SYDNEY (Reuters) - John Coates, the long-serving President of the Australian Olympic Committee, refused to accept any responsibility for flaws in the culture of the organisation outlined in a report released on Wednesday.
The Independent Cultural Review revealed that some AOC staff viewed the organisation as “dysfunctional” and had witnessed “‘deceitful’, ‘two-faced’, ‘egotistic’ and/or ‘belligerent’” behaviour from senior staff.
Coates told a news conference that any misbehaviour detailed in the review was committed by others, many who were no longer at the AOC, and he certainly would not be standing down from his position.
“Why should I resign?” the lawyer said at a news conference in Sydney.
”There has been no confirmation of bullying. There has been some criticism of the senior leaders -- I‘m the president, I‘m not the senior leader that is being criticised.
”I‘m president and there’s been a succession of CEOs under me. I have not swept anything under the carpet.
“There’s plenty of acknowledgements (in the report) of the staff having pride in me and what I have achieved for the Olympic movement... and I‘m happy to be judged on that.”
The report said stakeholders perceived that Coates exercised “overriding influence or control over the AOC”.
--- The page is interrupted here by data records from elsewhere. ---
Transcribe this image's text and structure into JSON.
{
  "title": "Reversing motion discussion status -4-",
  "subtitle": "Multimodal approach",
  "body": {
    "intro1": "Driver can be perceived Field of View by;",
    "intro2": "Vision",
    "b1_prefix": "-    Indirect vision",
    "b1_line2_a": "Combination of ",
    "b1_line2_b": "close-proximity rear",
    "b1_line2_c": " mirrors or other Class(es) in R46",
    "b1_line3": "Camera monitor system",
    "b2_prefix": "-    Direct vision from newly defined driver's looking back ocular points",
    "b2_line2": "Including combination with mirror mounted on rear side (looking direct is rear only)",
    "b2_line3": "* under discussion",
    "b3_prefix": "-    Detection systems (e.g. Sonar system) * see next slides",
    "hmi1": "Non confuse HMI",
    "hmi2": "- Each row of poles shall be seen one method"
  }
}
Coates has presided over a difficult year for the AOC after a Rio Olympics campaign that featured controversy away from the sporting arena and disappointing results in it.
There followed a challenge to his presidency of the AOC, which he has run for 27 years, sparked by a feud with Australian Sports Commission chief John Wylie.
Coates successfully quashed that challenge in May but his media director Mike Tancred was stood down and reprimanded during the campaign after being found guilty of “disreputable conduct” towards former chief executive Fiona de Jong.
That led to a string of bullying allegations appearing in the media and resulted in the commissioning of the review by the Sydney-based Ethics Centre, which suggested the AOC needed to modernise.
“I‘m very with pleased with this report because the first recommendation addresses the big issue for us because that addresses the governance model,” the International Olympic Committee vice-president said.
“We need to assess if it is fit for purpose for an organisation like us.”
New chief executive Matt Carroll said the AOC would implement all 17 recommendations of the review, which presented the body with a “platform to reset the organisation”.
Coates also announced that Australia would have a new Chef de Mission for the third straight Summer Olympics with Ian Chesterman, who has led six Winter Olympic teams, replacing Kitty Chiller for Tokyo 2020.
Chiller, who in turn replaced 2012 team leader Nick Green, had informed the AOC she did not want to continue in the role two weeks ago, Coates confirmed.
Reporting by Nick Mulvenney; Editing by Peter Rutherford/John O'Brien